As we observe the Independence Day today, we pay our deepest respects to the Father of the Nation, Bangabandhu, for his unparalleled role in Bangladesh becoming an independent nation. Bangabandhu's leadership and guidance during those tumultuous times will forever remain unmatched in the country's history.
Today, we also pay homage to our four national leaders—Syed Nazrul Islam, Tajuddin Ahmed, Captain Mansur Ali, and AHM Quamruzzaman—who were brutally killed in 1975 in Dhaka Central Jail. These four heroes, who played a key role in the formation of the Mujibnagar government that guided the War of Liberation, can never be forgotten.
We also pay our respects to all those freedom fighters, men, women and children who lost their lives during the bloody nine-month-long war.
We are still waiting for a formal apology from the Pakistan government. Pakistan, as a state, should realise that apologising to Bangladesh would not belittle it—rather it would be a sign that the country is beginning to acknowledge the role of its leaders in the events leading up to our independence.
We also feel there is a need for deep introspection to assess what we, as a country, can do for a more egalitarian and just society that our martyrs gave their lives for. It is equally important to recognise our achievements on the one hand, and acknowledge our shortfalls on the other. Income inequality is rising, millions still live in extreme poverty, violence against women is rampant, and corruption in our public institutions and banking sector is yet to be rooted out.
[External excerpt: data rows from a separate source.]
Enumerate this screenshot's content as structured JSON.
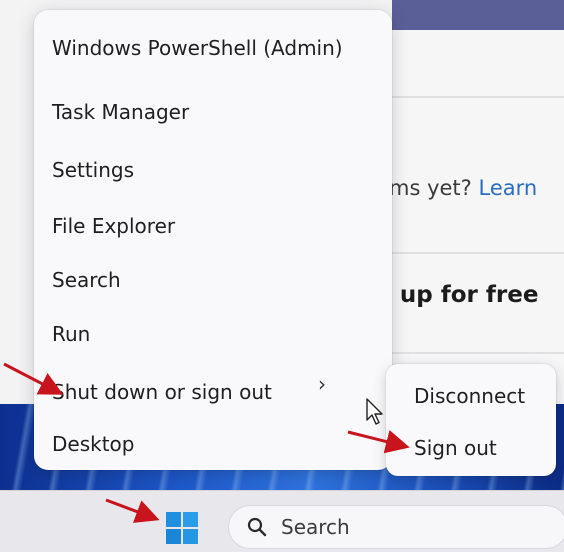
{
  "background": {
    "partial_text_1": "ms yet?",
    "partial_link": "Learn",
    "partial_text_2": "ı up for free"
  },
  "context_menu": {
    "items": [
      {
        "label": "Windows PowerShell (Admin)"
      },
      {
        "label": "Task Manager"
      },
      {
        "label": "Settings"
      },
      {
        "label": "File Explorer"
      },
      {
        "label": "Search"
      },
      {
        "label": "Run"
      },
      {
        "label": "Shut down or sign out"
      },
      {
        "label": "Desktop"
      }
    ],
    "chevron": "›"
  },
  "submenu": {
    "items": [
      {
        "label": "Disconnect"
      },
      {
        "label": "Sign out"
      }
    ]
  },
  "taskbar": {
    "search_label": "Search",
    "start_icon": "windows-logo-icon"
  },
  "colors": {
    "annotation_red": "#c8141c",
    "windows_logo_blue": "#1f8fe0",
    "link_blue": "#2b6cc4"
  }
}
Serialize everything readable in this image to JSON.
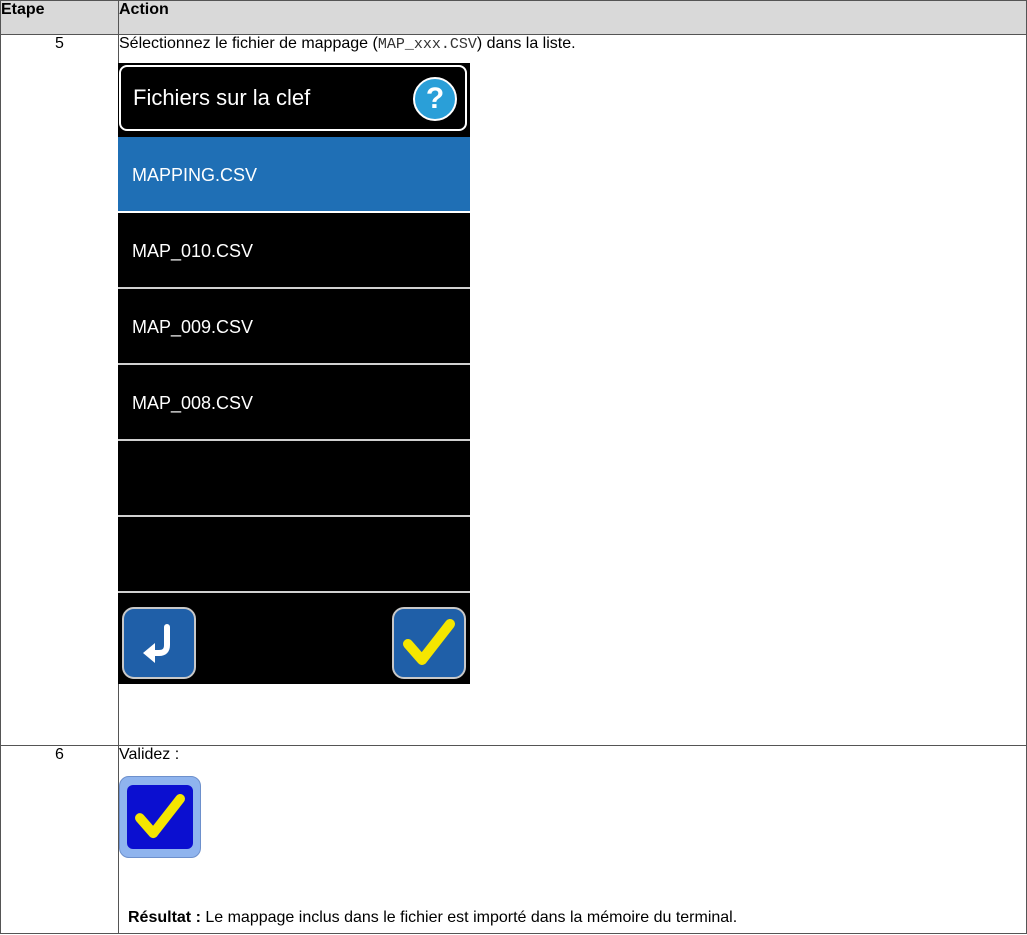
{
  "table": {
    "headers": {
      "step": "Etape",
      "action": "Action"
    },
    "rows": [
      {
        "step": "5",
        "text_before": "Sélectionnez le fichier de mappage (",
        "code": "MAP_xxx.CSV",
        "text_after": ") dans la liste.",
        "screen": {
          "title": "Fichiers sur la clef",
          "help_icon": "question-mark-icon",
          "files": [
            "MAPPING.CSV",
            "MAP_010.CSV",
            "MAP_009.CSV",
            "MAP_008.CSV",
            "",
            ""
          ],
          "selected_index": 0,
          "back_icon": "return-arrow-icon",
          "ok_icon": "checkmark-icon"
        }
      },
      {
        "step": "6",
        "text": "Validez :",
        "icon": "validate-checkmark-icon",
        "result_label": "Résultat :",
        "result_text": " Le mappage inclus dans le fichier est importé dans la mémoire du terminal."
      }
    ]
  },
  "colors": {
    "header_bg": "#d9d9d9",
    "selected_row": "#1f6fb5",
    "help_icon": "#2a9fd8",
    "check_yellow": "#f5e600"
  }
}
Without a mindset of honest reflection, it will not be possible to address the shortcomings.